The Red Hand Defenders, admitted the killing, and said Stobie had been shot because of "crimes against the loyalist community".

The RHD is a cover name used in the past by the UDA/UFF and the Loyalist Volunteer Force.

Detective Superintendent John Brannigan, of the Police Service of Northern Ireland, said members of the UFF were most likely to blame for the "brutal murder callously carried out by thugs."

"We believe that loyalist paramilitaries are responsible and our information would point to the UFF," he added.

Last month the case against Stobie, who was accused of aiding and abetting the killing of Pat Finucane, was dismissed through lack of evidence.

Mr Finucane was shot dead in front of his family at his home in 1989, in a killing admitted by the UDA/UFF.

A team of detectives, headed by Metropolitan Police Commissioner Sir John Stevens, has been investigating Mr Finucane's murder and claims of security force collusion with loyalists.


He was in fear of the UDA, and it seems that his fears and the warning from the police were all too real

Ed Moloney
Journalist

Sunday Tribune journalist Ed Moloney interviewed Stobie 11 years ago and successfully fought police legal action to make him hand over his notes to the Stevens Inquiry team.

"The UDA killed this man," Mr Moloney told BBC Radio Ulster.

"He was in fear of the UDA, and it seems that his fears and the warning from the police were all too real."

Police confirmed later on Wednesday that officers warned Stobie about his personal security on 2 December.

It is believed the threat had come from loyalist paramilitaries.

Leading loyalist John White said he was certain the UFF murdered Stobie.

Ed Moloney: Blamed UDA for the killing
Ed Moloney: Blamed UDA for the killing

"I don't think it was republicans and if loyalists are involved then I would be absolutely certain that it was that organisation, given it was that organisation that he was a member of," he said.

"Unfortunately when one joins an organisation like that it is pointed out to them very clearly that the penalty for such activities is death."

Mr Finucane's family expressed shock at Mr Stobie's killing.

They said: "The family did not want him murdered nor did they even want him prosecuted. All they wanted was the truth.

"If a public inquiry had been established into Pat's murder instead of the Stevens police investigation, Billy Stobie could have been granted anonymity and his identity unknown and he would probably still be alive today."

Northern Ireland Security Minister Jane Kennedy condemned the murder.

 WATCH/LISTEN
 ON THIS STORY
The BBC's Annita McVeigh
"He was shot a number of times at close range"
BBC NI chief security correspondent Brian Rowan
"William Stobie was a man with enemies"
Sunday Tribune journalist Ed Moloney
"The UDA killed this man"
See also:
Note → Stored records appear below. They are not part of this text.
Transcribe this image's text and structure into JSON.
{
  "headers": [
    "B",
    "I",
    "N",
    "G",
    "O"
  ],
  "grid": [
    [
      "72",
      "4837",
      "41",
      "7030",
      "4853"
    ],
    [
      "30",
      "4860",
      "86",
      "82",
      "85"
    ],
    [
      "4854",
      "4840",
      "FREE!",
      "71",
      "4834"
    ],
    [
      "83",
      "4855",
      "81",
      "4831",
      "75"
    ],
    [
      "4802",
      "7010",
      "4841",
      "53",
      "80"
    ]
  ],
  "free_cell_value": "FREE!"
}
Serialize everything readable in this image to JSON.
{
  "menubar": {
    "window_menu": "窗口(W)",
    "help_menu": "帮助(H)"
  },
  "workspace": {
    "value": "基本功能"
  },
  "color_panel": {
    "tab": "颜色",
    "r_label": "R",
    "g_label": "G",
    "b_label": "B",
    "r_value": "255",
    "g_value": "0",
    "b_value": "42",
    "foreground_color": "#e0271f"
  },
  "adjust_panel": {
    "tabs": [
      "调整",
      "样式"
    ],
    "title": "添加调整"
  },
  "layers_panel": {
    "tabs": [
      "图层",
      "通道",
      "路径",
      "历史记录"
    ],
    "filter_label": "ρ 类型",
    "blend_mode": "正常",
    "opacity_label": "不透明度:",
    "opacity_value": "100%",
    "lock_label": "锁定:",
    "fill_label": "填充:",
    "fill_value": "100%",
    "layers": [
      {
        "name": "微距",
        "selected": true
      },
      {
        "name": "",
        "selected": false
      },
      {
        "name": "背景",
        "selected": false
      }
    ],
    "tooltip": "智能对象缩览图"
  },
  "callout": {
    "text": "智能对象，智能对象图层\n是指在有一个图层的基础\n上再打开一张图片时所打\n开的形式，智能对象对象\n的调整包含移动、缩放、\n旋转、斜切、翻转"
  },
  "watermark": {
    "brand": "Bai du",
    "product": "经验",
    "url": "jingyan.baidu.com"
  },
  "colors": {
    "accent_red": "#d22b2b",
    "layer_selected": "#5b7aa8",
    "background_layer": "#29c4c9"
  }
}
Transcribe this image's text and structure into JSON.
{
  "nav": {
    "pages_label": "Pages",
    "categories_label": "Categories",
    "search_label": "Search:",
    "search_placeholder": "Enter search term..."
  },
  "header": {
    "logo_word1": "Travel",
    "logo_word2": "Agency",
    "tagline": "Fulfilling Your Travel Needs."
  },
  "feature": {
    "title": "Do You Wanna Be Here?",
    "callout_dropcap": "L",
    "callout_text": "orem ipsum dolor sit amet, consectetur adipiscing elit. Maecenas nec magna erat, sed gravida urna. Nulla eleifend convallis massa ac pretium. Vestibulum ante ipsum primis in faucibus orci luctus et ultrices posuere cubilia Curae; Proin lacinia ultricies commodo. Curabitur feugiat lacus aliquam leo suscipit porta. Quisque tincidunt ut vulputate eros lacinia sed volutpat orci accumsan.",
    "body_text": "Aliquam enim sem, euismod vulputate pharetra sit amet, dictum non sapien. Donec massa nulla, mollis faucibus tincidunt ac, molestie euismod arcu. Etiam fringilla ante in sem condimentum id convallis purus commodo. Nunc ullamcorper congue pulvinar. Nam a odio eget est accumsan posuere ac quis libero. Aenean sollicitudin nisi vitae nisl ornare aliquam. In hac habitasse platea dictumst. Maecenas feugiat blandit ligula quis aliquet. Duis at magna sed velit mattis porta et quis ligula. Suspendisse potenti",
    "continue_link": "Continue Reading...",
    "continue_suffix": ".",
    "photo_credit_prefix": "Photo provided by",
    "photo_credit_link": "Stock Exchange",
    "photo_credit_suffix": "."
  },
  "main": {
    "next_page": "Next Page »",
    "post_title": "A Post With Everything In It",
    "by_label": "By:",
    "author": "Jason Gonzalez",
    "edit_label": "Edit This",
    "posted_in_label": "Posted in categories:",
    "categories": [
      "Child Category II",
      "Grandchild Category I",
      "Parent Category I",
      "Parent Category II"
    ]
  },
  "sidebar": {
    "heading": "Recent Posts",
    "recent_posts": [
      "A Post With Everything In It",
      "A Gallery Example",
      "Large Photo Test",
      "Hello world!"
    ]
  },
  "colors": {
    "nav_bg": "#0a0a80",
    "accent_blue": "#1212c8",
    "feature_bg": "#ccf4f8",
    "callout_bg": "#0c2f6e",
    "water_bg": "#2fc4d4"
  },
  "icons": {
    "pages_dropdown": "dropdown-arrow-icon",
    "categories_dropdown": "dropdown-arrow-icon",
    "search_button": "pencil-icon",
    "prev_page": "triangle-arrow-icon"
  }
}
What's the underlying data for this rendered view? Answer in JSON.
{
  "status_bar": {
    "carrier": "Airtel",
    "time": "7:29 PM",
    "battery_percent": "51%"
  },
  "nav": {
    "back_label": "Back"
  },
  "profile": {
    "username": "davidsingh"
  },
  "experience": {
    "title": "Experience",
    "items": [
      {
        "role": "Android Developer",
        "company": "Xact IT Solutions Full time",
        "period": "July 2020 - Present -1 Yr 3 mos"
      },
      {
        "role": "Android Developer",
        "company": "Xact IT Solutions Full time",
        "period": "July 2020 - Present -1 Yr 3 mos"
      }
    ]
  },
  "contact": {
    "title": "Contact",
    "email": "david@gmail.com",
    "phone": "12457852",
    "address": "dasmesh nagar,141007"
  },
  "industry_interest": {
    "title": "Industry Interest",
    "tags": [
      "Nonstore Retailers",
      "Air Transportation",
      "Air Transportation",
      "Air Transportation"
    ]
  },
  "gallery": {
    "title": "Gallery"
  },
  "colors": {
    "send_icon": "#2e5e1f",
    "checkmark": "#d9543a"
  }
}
12 Dec 01 | Northern Ireland
The murky world of informers
26 Nov 01 | Northern Ireland
Pat Finucane: A controversial killing
26 Nov 01 | Northern Ireland
Solicitor murder case collapses
26 Nov 01 | Northern Ireland
The story of an RUC informer
05 Apr 00 | Northern Ireland
Finucane accused 'on death list'
Internet links:


The BBC is not responsible for the content of external internet sites

Links to more Northern Ireland stories are at the foot of the page.


E-mail this story to a friend

Links to more Northern Ireland stories